Start of SOURCE MATERIAL

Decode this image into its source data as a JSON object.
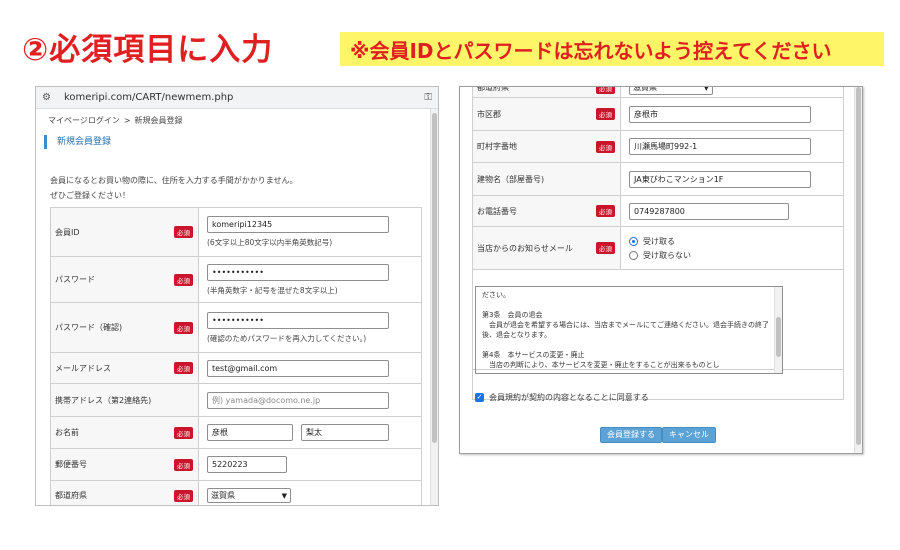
{
  "header": {
    "step_title": "②必須項目に入力",
    "note": "※会員IDとパスワードは忘れないよう控えてください"
  },
  "browser": {
    "url": "komeripi.com/CART/newmem.php",
    "tune_icon": "tune-icon",
    "key_icon": "key-icon"
  },
  "breadcrumb": {
    "login": "マイページログイン",
    "sep": ">",
    "current": "新規会員登録"
  },
  "page_heading": "新規会員登録",
  "intro": {
    "line1": "会員になるとお買い物の際に、住所を入力する手間がかかりません。",
    "line2": "ぜひご登録ください！"
  },
  "required_label": "必須",
  "form": {
    "member_id": {
      "label": "会員ID",
      "value": "komeripi12345",
      "hint": "(6文字以上80文字以内半角英数記号)"
    },
    "password": {
      "label": "パスワード",
      "value": "•••••••••••",
      "hint": "(半角英数字・記号を混ぜた8文字以上)"
    },
    "password_confirm": {
      "label": "パスワード（確認)",
      "value": "•••••••••••",
      "hint": "(確認のためパスワードを再入力してください。)"
    },
    "email": {
      "label": "メールアドレス",
      "value": "test@gmail.com"
    },
    "mobile_email": {
      "label": "携帯アドレス（第2連絡先)",
      "placeholder": "例) yamada@docomo.ne.jp"
    },
    "name": {
      "label": "お名前",
      "last": "彦根",
      "first": "梨太"
    },
    "postal": {
      "label": "郵便番号",
      "value": "5220223"
    },
    "prefecture": {
      "label": "都道府県",
      "value": "滋賀県"
    },
    "city": {
      "label": "市区郡",
      "value": "彦根市"
    },
    "town": {
      "label": "町村字番地",
      "value": "川瀬馬場町992-1"
    },
    "building": {
      "label": "建物名（部屋番号)",
      "value": "JA東びわこマンション1F"
    },
    "phone": {
      "label": "お電話番号",
      "value": "0749287800"
    },
    "newsletter": {
      "label": "当店からのお知らせメール",
      "opt_yes": "受け取る",
      "opt_no": "受け取らない"
    }
  },
  "terms": {
    "text": "ださい。\n\n第3条　会員の退会\n　会員が退会を希望する場合には、当店までメールにてご連絡ください。退会手続きの終了後、退会となります。\n\n第4条　本サービスの変更・廃止\n　当店の判断により、本サービスを変更・廃止をすることが出来るものとし"
  },
  "agree_label": "会員規約が契約の内容となることに同意する",
  "buttons": {
    "submit": "会員登録する",
    "cancel": "キャンセル"
  },
  "colors": {
    "accent_red": "#e02020",
    "note_bg": "#fff568",
    "required_bg": "#c9162b",
    "button_blue": "#5ba3d6",
    "heading_blue": "#3d8bc9"
  }
}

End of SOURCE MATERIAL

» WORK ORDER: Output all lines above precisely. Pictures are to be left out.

» TASK ANSWER:
Decode this image into its source data as a JSON object.
{
  "header": {
    "step_title": "②必須項目に入力",
    "note": "※会員IDとパスワードは忘れないよう控えてください"
  },
  "browser": {
    "url": "komeripi.com/CART/newmem.php",
    "tune_icon": "tune-icon",
    "key_icon": "key-icon"
  },
  "breadcrumb": {
    "login": "マイページログイン",
    "sep": ">",
    "current": "新規会員登録"
  },
  "page_heading": "新規会員登録",
  "intro": {
    "line1": "会員になるとお買い物の際に、住所を入力する手間がかかりません。",
    "line2": "ぜひご登録ください！"
  },
  "required_label": "必須",
  "form": {
    "member_id": {
      "label": "会員ID",
      "value": "komeripi12345",
      "hint": "(6文字以上80文字以内半角英数記号)"
    },
    "password": {
      "label": "パスワード",
      "value": "•••••••••••",
      "hint": "(半角英数字・記号を混ぜた8文字以上)"
    },
    "password_confirm": {
      "label": "パスワード（確認)",
      "value": "•••••••••••",
      "hint": "(確認のためパスワードを再入力してください。)"
    },
    "email": {
      "label": "メールアドレス",
      "value": "test@gmail.com"
    },
    "mobile_email": {
      "label": "携帯アドレス（第2連絡先)",
      "placeholder": "例) yamada@docomo.ne.jp"
    },
    "name": {
      "label": "お名前",
      "last": "彦根",
      "first": "梨太"
    },
    "postal": {
      "label": "郵便番号",
      "value": "5220223"
    },
    "prefecture": {
      "label": "都道府県",
      "value": "滋賀県"
    },
    "city": {
      "label": "市区郡",
      "value": "彦根市"
    },
    "town": {
      "label": "町村字番地",
      "value": "川瀬馬場町992-1"
    },
    "building": {
      "label": "建物名（部屋番号)",
      "value": "JA東びわこマンション1F"
    },
    "phone": {
      "label": "お電話番号",
      "value": "0749287800"
    },
    "newsletter": {
      "label": "当店からのお知らせメール",
      "opt_yes": "受け取る",
      "opt_no": "受け取らない"
    }
  },
  "terms": {
    "text": "ださい。\n\n第3条　会員の退会\n　会員が退会を希望する場合には、当店までメールにてご連絡ください。退会手続きの終了後、退会となります。\n\n第4条　本サービスの変更・廃止\n　当店の判断により、本サービスを変更・廃止をすることが出来るものとし"
  },
  "agree_label": "会員規約が契約の内容となることに同意する",
  "buttons": {
    "submit": "会員登録する",
    "cancel": "キャンセル"
  },
  "colors": {
    "accent_red": "#e02020",
    "note_bg": "#fff568",
    "required_bg": "#c9162b",
    "button_blue": "#5ba3d6",
    "heading_blue": "#3d8bc9"
  }
}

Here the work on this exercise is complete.